Airline bosses on both sides of the Atlantic are lashing out at Boeing over a number of recent safety and production issues — loose bolts, a discarded wrench found under the floorboards, delayed shipments — as the crisis over the aircraft maker’s 737 Max 9 shows little sign of ending soon.

The ordeal is taking a toll. Boeing’s stock has fallen nearly 15 percent since Jan. 5, when a door plug flew off a Max 9 during an Alaska Airlines flight shortly after takeoff.

The Federal Aviation Administration grounded some Max 9 jets until they were inspected and said it would investigate whether Boeing failed to ensure that the plane was safe. (Here’s an explanation from The New York Times about how the door panel may have flown off that Alaska plane.)

Dave Calhoun, who became Boeing’s chief executive to right the company after fatal Max crashes in 2018 and 2019, is set to meet on Wednesday with senators, including Maria Cantwell, a Washington Democrat and chair of the Commerce Committee. Ms. Cantwell said last week that she planned to hold hearings on the Max 9 groundings.

Boeing’s customers have been vocal about their frustrations. “I am angry,” Ben Minicucci, the chief executive of Alaska Airlines, told NBC News on Tuesday after finding “many” loose bolts in its Max 9 checks. “My demand on Boeing is what are they going to do to improve their quality programs in-house.”

Scott Kirby, United Airlines’ chief executive, told CNBC on Tuesday that “the Max 9 grounding is probably the straw that broke the camel’s back for us.” He said the company was not sure whether it would get the Max 10 planes — a new airliner that has yet to be certified — that it had ordered any time soon. “We’re going to at least build a plan that doesn’t have the Max 10 in it,” Mr. Kirby said.

Airline bosses hope the tough comments will force Boeing to improve quality control and engineering. But they do not want to stoke panic about plane safety amid a sharp rebound in travel bookings over the past year. And there are not many alternatives to Boeing or its chief rival, Airbus.

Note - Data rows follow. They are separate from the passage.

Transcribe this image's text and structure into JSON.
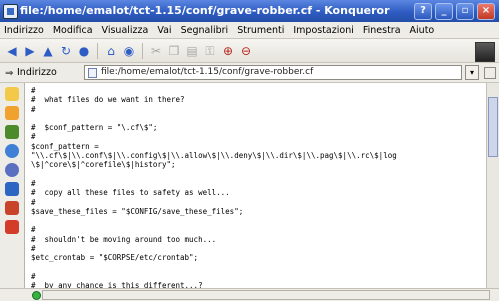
{
  "window": {
    "title": "file:/home/emalot/tct-1.15/conf/grave-robber.cf - Konqueror",
    "buttons": [
      "?",
      "_",
      "▫",
      "×"
    ]
  },
  "menu": {
    "items": [
      "Indirizzo",
      "Modifica",
      "Visualizza",
      "Vai",
      "Segnalibri",
      "Strumenti",
      "Impostazioni",
      "Finestra",
      "Aiuto"
    ]
  },
  "toolbar": {
    "icons": [
      "back-icon",
      "forward-icon",
      "up-icon",
      "reload-icon",
      "stop-icon",
      "home-icon",
      "print-icon",
      "cut-icon",
      "copy-icon",
      "paste-icon",
      "security-icon",
      "zoom-in-icon",
      "zoom-out-icon"
    ],
    "accent": "#2d5cc4"
  },
  "location": {
    "label": "Indirizzo",
    "url": "file:/home/emalot/tct-1.15/conf/grave-robber.cf"
  },
  "sidebar": {
    "icons": [
      "bookmarks-icon",
      "history-icon",
      "network-icon",
      "home-folder-icon",
      "root-folder-icon",
      "services-icon",
      "removable-media-icon",
      "trash-icon"
    ]
  },
  "content": {
    "text": "#\n#  what files do we want in there?\n#\n\n#  $conf_pattern = \"\\.cf\\$\";\n#\n$conf_pattern =\n\"\\\\.cf\\$|\\\\.conf\\$|\\\\.config\\$|\\\\.allow\\$|\\\\.deny\\$|\\\\.dir\\$|\\\\.pag\\$|\\\\.rc\\$|log\n\\$|^core\\$|^corefile\\$|history\";\n\n#\n#  copy all these files to safety as well...\n#\n$save_these_files = \"$CONFIG/save_these_files\";\n\n#\n#  shouldn't be moving around too much...\n#\n$etc_crontab = \"$CORPSE/etc/crontab\";\n\n#\n#  by any chance is this different...?\n$DEVICE_DIR = \"$CORPSE/dev\";"
  }
}
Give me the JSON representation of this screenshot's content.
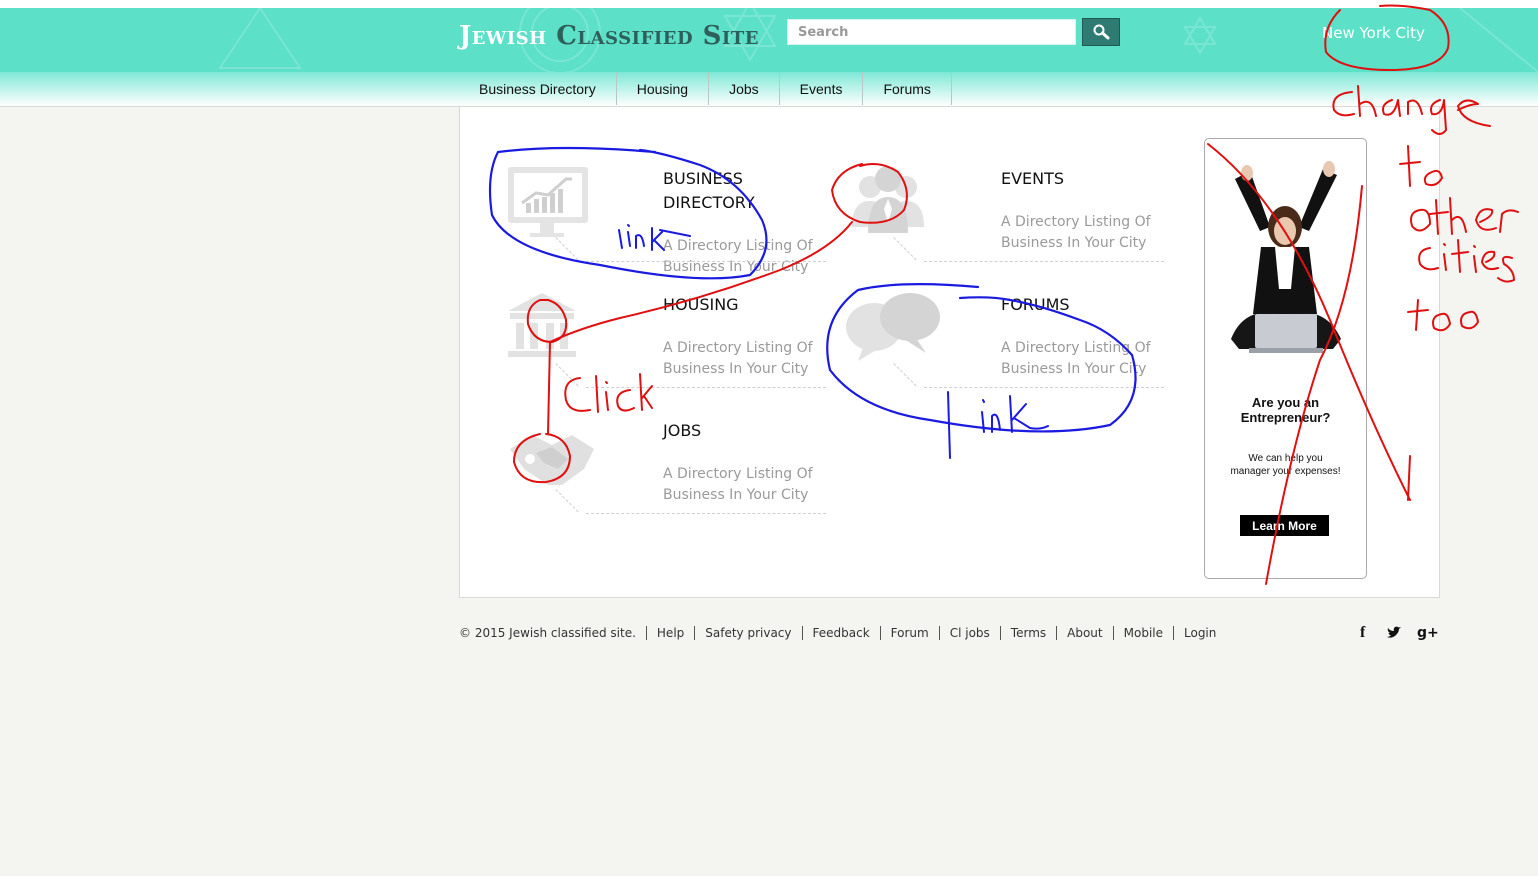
{
  "header": {
    "logo_part1": "Jewish",
    "logo_part2": "Classified Site",
    "search_placeholder": "Search",
    "city": "New York City",
    "accent_color": "#5ce0c8"
  },
  "nav": {
    "items": [
      "Business Directory",
      "Housing",
      "Jobs",
      "Events",
      "Forums"
    ]
  },
  "categories": [
    {
      "title": "BUSINESS DIRECTORY",
      "desc": "A Directory Listing Of Business In Your City",
      "icon": "chart-monitor-icon"
    },
    {
      "title": "EVENTS",
      "desc": "A Directory Listing Of Business In Your City",
      "icon": "people-icon"
    },
    {
      "title": "HOUSING",
      "desc": "A Directory Listing Of Business In Your City",
      "icon": "bank-building-icon"
    },
    {
      "title": "FORUMS",
      "desc": "A Directory Listing Of Business In Your City",
      "icon": "speech-bubbles-icon"
    },
    {
      "title": "JOBS",
      "desc": "A Directory Listing Of Business In Your City",
      "icon": "handshake-icon"
    }
  ],
  "ad": {
    "question_line1": "Are you an",
    "question_line2": "Entrepreneur?",
    "sub_line1": "We can help you",
    "sub_line2": "manager your expenses!",
    "button": "Learn More"
  },
  "footer": {
    "copyright": "© 2015 Jewish classified site.",
    "links": [
      "Help",
      "Safety privacy",
      "Feedback",
      "Forum",
      "Cl jobs",
      "Terms",
      "About",
      "Mobile",
      "Login"
    ],
    "social": [
      "facebook-icon",
      "twitter-icon",
      "google-plus-icon"
    ]
  },
  "annotations": {
    "link_1": "link",
    "link_2": "link",
    "click": "Click",
    "note_line1": "change",
    "note_line2": "to",
    "note_line3": "other",
    "note_line4": "cities",
    "note_line5": "too"
  }
}
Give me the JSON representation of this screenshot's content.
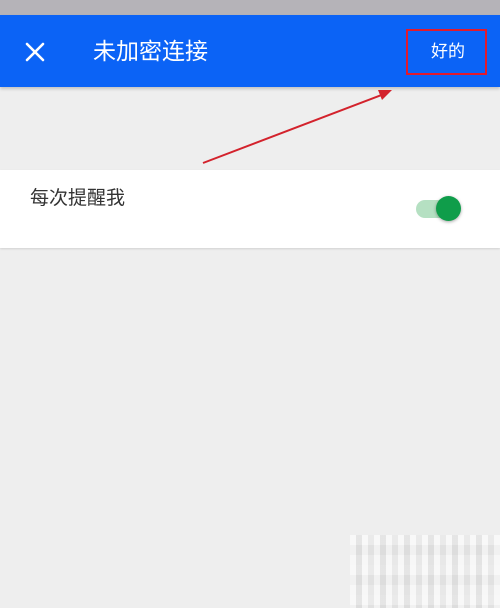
{
  "app_bar": {
    "close_icon": "close-icon",
    "title": "未加密连接",
    "ok_label": "好的",
    "background_color": "#0b63f6"
  },
  "settings": {
    "remind_label": "每次提醒我",
    "remind_toggle_on": true,
    "toggle_color": "#0f9d4a"
  },
  "annotation": {
    "highlight_color": "#e11a2d"
  }
}
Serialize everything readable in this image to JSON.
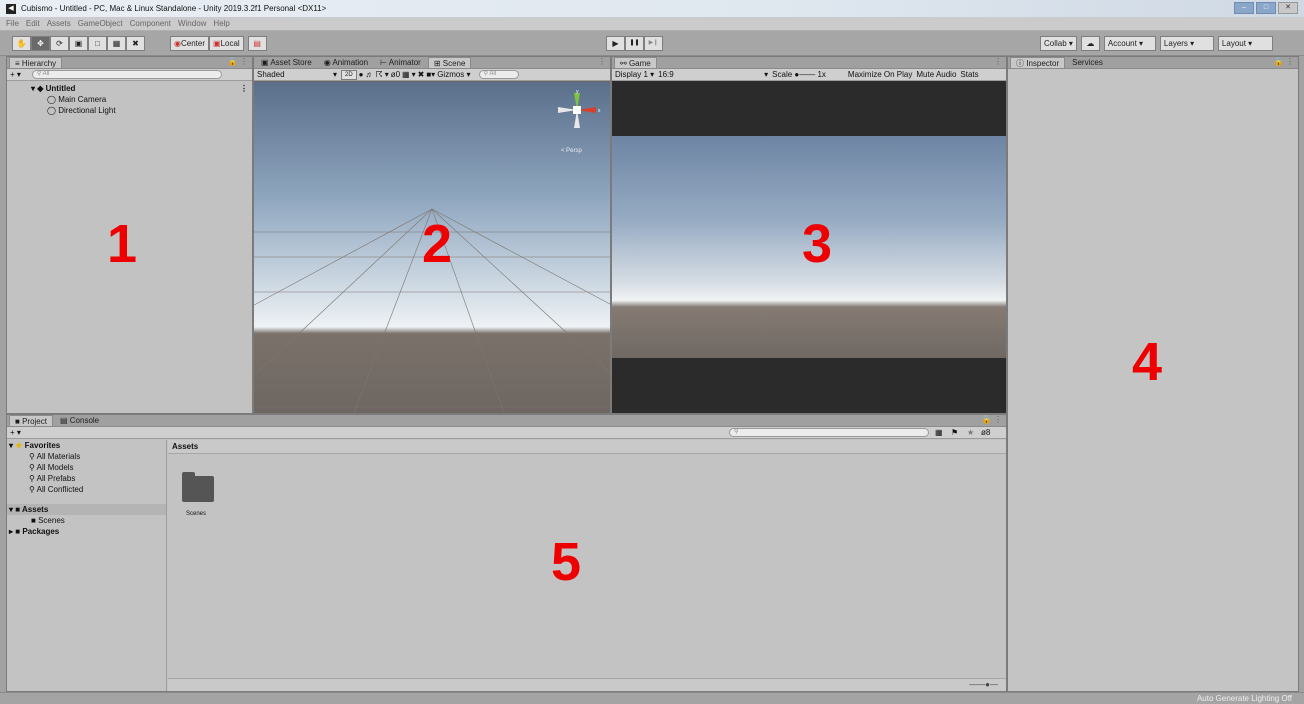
{
  "window": {
    "title": "Cubismo - Untitled - PC, Mac & Linux Standalone - Unity 2019.3.2f1 Personal <DX11>",
    "controls": [
      "–",
      "□",
      "✕"
    ]
  },
  "menu": [
    "File",
    "Edit",
    "Assets",
    "GameObject",
    "Component",
    "Window",
    "Help"
  ],
  "toolbar": {
    "tools": [
      "hand-icon",
      "move-icon",
      "rotate-icon",
      "scale-icon",
      "rect-icon",
      "transform-icon",
      "custom-tool-icon"
    ],
    "pivot_label": "Center",
    "space_label": "Local",
    "play_controls": [
      "▶",
      "❚❚",
      "▶❙"
    ],
    "collab_label": "Collab ▾",
    "account_label": "Account",
    "layers_label": "Layers",
    "layout_label": "Layout"
  },
  "hierarchy": {
    "tab": "Hierarchy",
    "add": "+ ▾",
    "search_placeholder": "All",
    "scene": "Untitled",
    "items": [
      "Main Camera",
      "Directional Light"
    ]
  },
  "scene_panel": {
    "tabs": [
      "Asset Store",
      "Animation",
      "Animator",
      "Scene"
    ],
    "shading": "Shaded",
    "toggle_2d": "2D",
    "fx_count": "0",
    "gizmos": "Gizmos",
    "search_placeholder": "All",
    "persp_label": "< Persp"
  },
  "game_panel": {
    "tab": "Game",
    "display": "Display 1",
    "aspect": "16:9",
    "scale_label": "Scale",
    "scale_value": "1x",
    "maximize": "Maximize On Play",
    "mute": "Mute Audio",
    "stats": "Stats"
  },
  "inspector": {
    "tabs": [
      "Inspector",
      "Services"
    ]
  },
  "project": {
    "tabs": [
      "Project",
      "Console"
    ],
    "add": "+ ▾",
    "favorites_label": "Favorites",
    "favorites": [
      "All Materials",
      "All Models",
      "All Prefabs",
      "All Conflicted"
    ],
    "assets_label": "Assets",
    "assets_children": [
      "Scenes"
    ],
    "packages_label": "Packages",
    "breadcrumb": "Assets",
    "folder_name": "Scenes",
    "hidden_count": "8"
  },
  "annotations": [
    "1",
    "2",
    "3",
    "4",
    "5"
  ],
  "status": {
    "text": "Auto Generate Lighting Off"
  },
  "colors": {
    "annotation": "#ee0000",
    "panel": "#c2c2c2",
    "toolbar": "#a6a6a6"
  }
}
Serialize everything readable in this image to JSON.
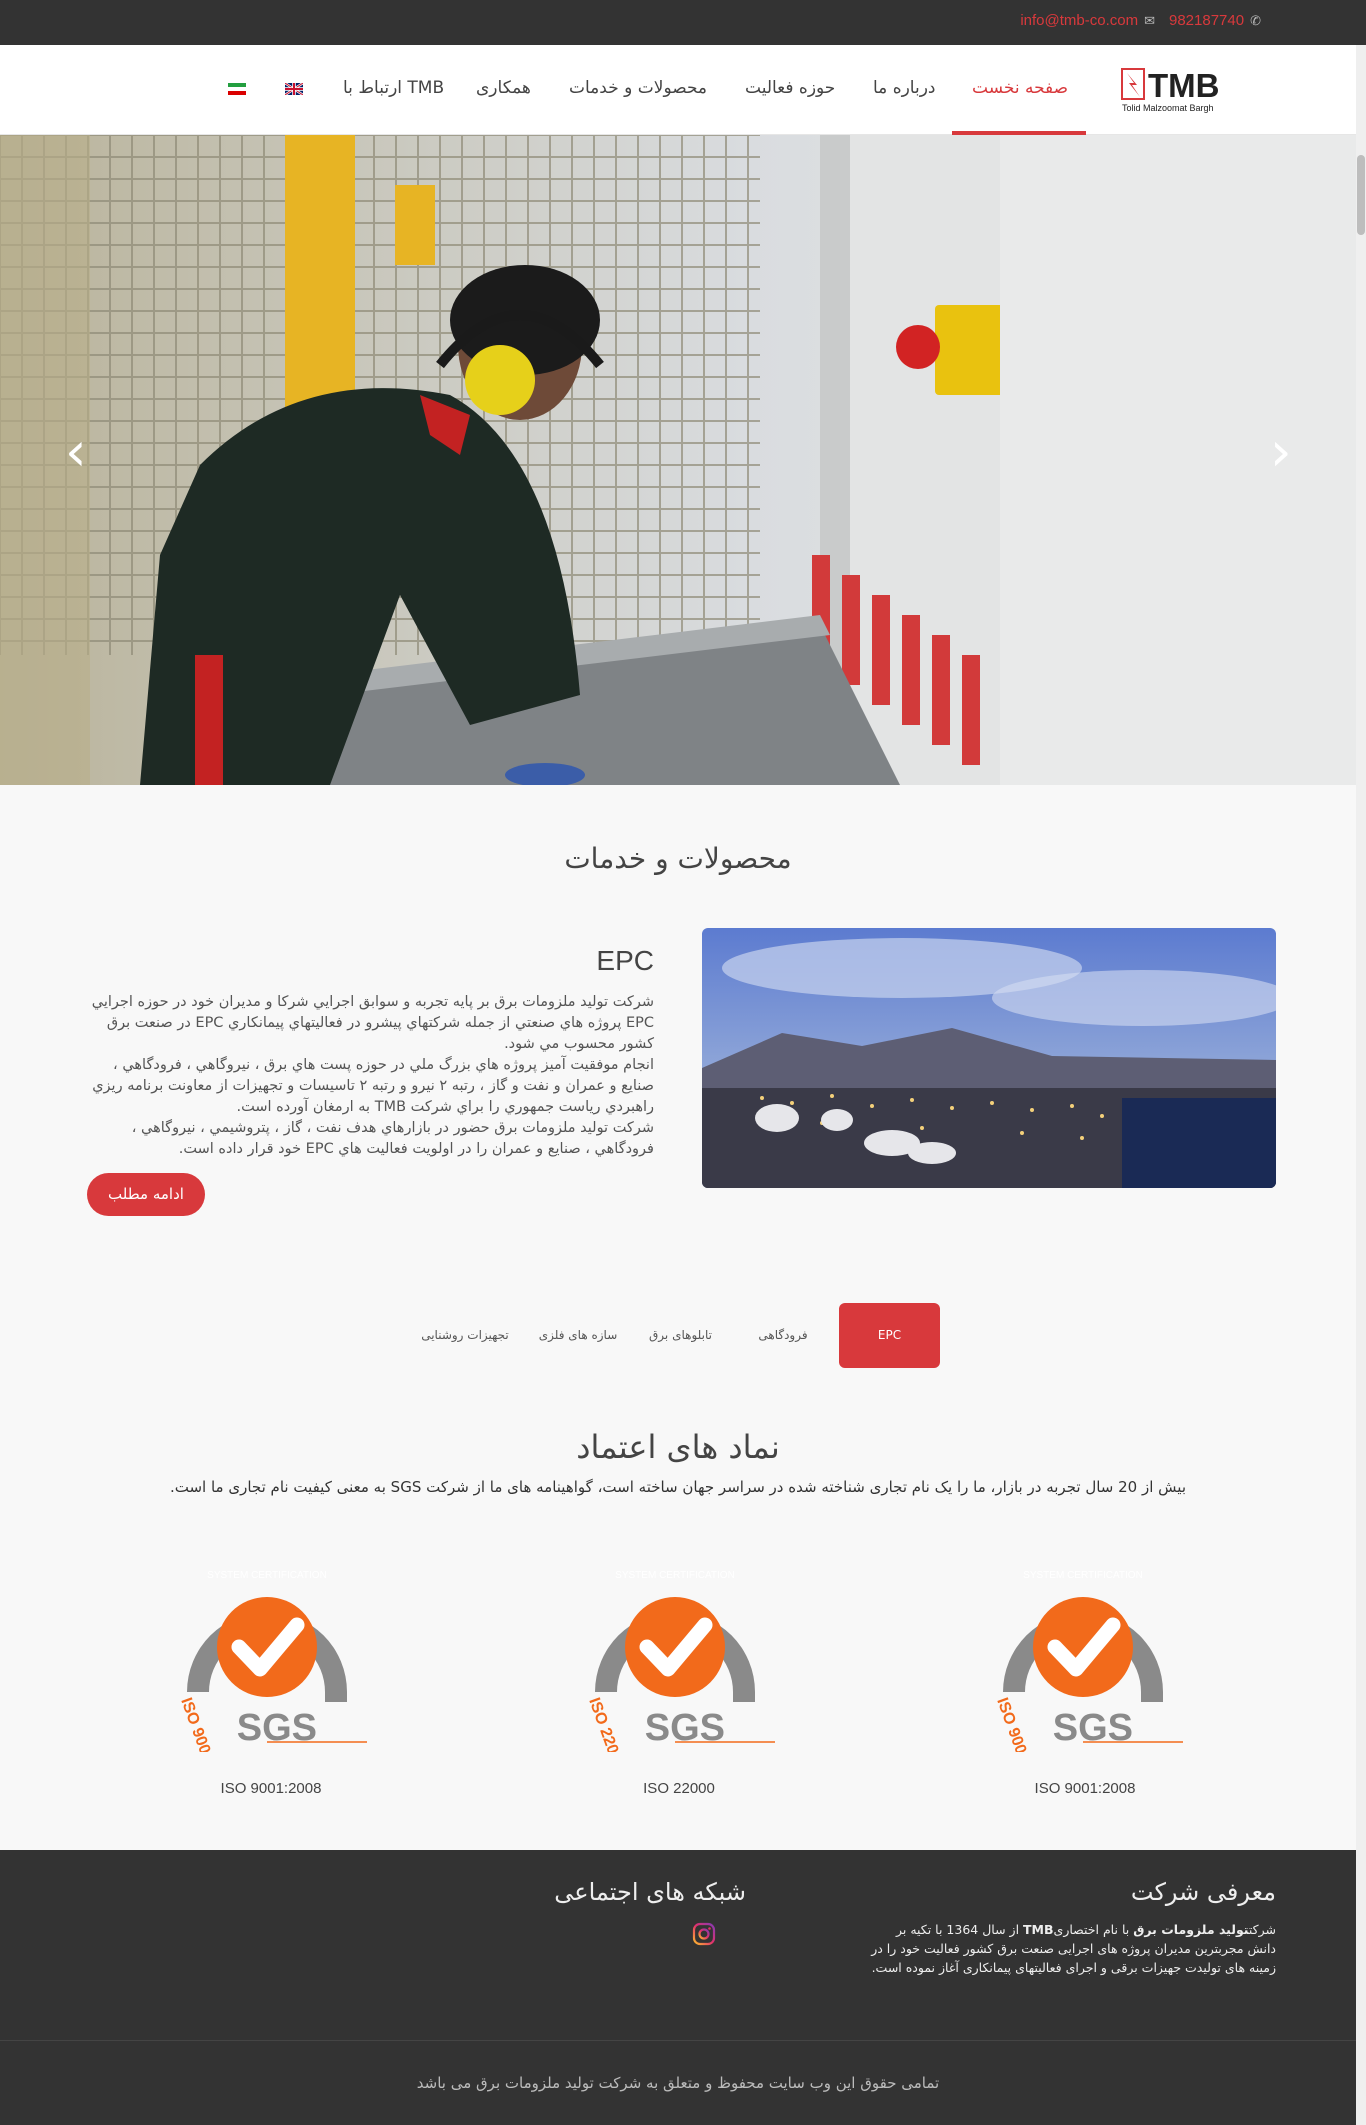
{
  "topbar": {
    "phone": "982187740",
    "email": "info@tmb-co.com"
  },
  "logo": {
    "brand": "TMB",
    "tagline": "Tolid Malzoomat Bargh"
  },
  "nav": {
    "items": [
      {
        "label": "صفحه نخست",
        "active": true
      },
      {
        "label": "درباره ما"
      },
      {
        "label": "حوزه فعالیت"
      },
      {
        "label": "محصولات و خدمات"
      },
      {
        "label": "همکاری"
      },
      {
        "label": "ارتباط با TMB"
      }
    ],
    "flags": [
      "english-flag-icon",
      "iran-flag-icon"
    ]
  },
  "hero": {
    "prev_arrow": "‹",
    "next_arrow": "›"
  },
  "products": {
    "title": "محصولات و خدمات",
    "epc_title": "EPC",
    "epc_paragraphs": [
      "شرکت تولید ملزومات برق بر پایه تجربه و سوابق اجرایي شرکا و مدیران خود در حوزه اجرایي EPC پروژه هاي صنعتي از جمله شرکتهاي پیشرو در فعالیتهاي پیمانکاري EPC در صنعت برق کشور محسوب مي شود.",
      "انجام موفقیت آمیز پروژه هاي بزرگ ملي در حوزه پست هاي برق ، نیروگاهي ، فرودگاهي ، صنایع و عمران و نفت و گاز ، رتبه ۲ نیرو و رتبه ۲ تاسیسات و تجهیزات از معاونت برنامه ریزي راهبردي ریاست جمهوري را براي شرکت TMB به ارمغان آورده است.",
      "شرکت تولید ملزومات برق حضور در بازارهاي هدف نفت ، گاز ، پتروشیمي ، نیروگاهي ، فرودگاهي ، صنایع و عمران را در اولویت فعالیت هاي EPC خود قرار داده است."
    ],
    "more_button": "ادامه مطلب",
    "tabs": [
      "EPC",
      "فرودگاهی",
      "تابلوهای برق",
      "سازه های فلزی",
      "تجهیزات روشنایی"
    ]
  },
  "trust": {
    "title": "نماد های اعتماد",
    "subtitle": "بیش از 20 سال تجربه در بازار، ما را یک نام تجاری شناخته شده در سراسر جهان ساخته است، گواهینامه های ما از شرکت SGS به معنی کیفیت نام تجاری ما است.",
    "certs": [
      {
        "label": "ISO 9001:2008",
        "ring_text": "SYSTEM CERTIFICATION",
        "iso_text": "ISO 9001:2008",
        "brand": "SGS"
      },
      {
        "label": "ISO 22000",
        "ring_text": "SYSTEM CERTIFICATION",
        "iso_text": "ISO 22000",
        "brand": "SGS"
      },
      {
        "label": "ISO 9001:2008",
        "ring_text": "SYSTEM CERTIFICATION",
        "iso_text": "ISO 9001:2008",
        "brand": "SGS"
      }
    ]
  },
  "footer": {
    "about_title": "معرفی شرکت",
    "about_text_pre": "شرکت",
    "about_text_bold": "تولید ملزومات برق",
    "about_text_mid": " با نام اختصاری",
    "about_text_bold2": "TMB",
    "about_text_post": " از سال 1364 با تکیه بر دانش مجربترین مدیران پروژه های اجرایی صنعت برق کشور فعالیت خود را در زمینه های تولیدت جهیزات برقی و اجرای فعالیتهای پیمانکاری آغاز نموده است.",
    "social_title": "شبکه های اجتماعی",
    "copyright": "تمامی حقوق این وب سایت محفوظ و متعلق به شرکت تولید ملزومات برق می باشد"
  },
  "colors": {
    "accent": "#d8393c",
    "dark": "#333333",
    "cert_orange": "#f26a1b",
    "cert_gray": "#8a8a8a"
  }
}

Boeing’s woes will have a lasting impact. Mike Leskinen, United’s chief financial officer, told analysts that the groundings would dent growth in the “coming years.” Michael O’Leary, the chief executive of Ryanair, a low-cost European airline that is one of Boeing’s biggest customers, also has doubts that the Max 10 will be delivered soon.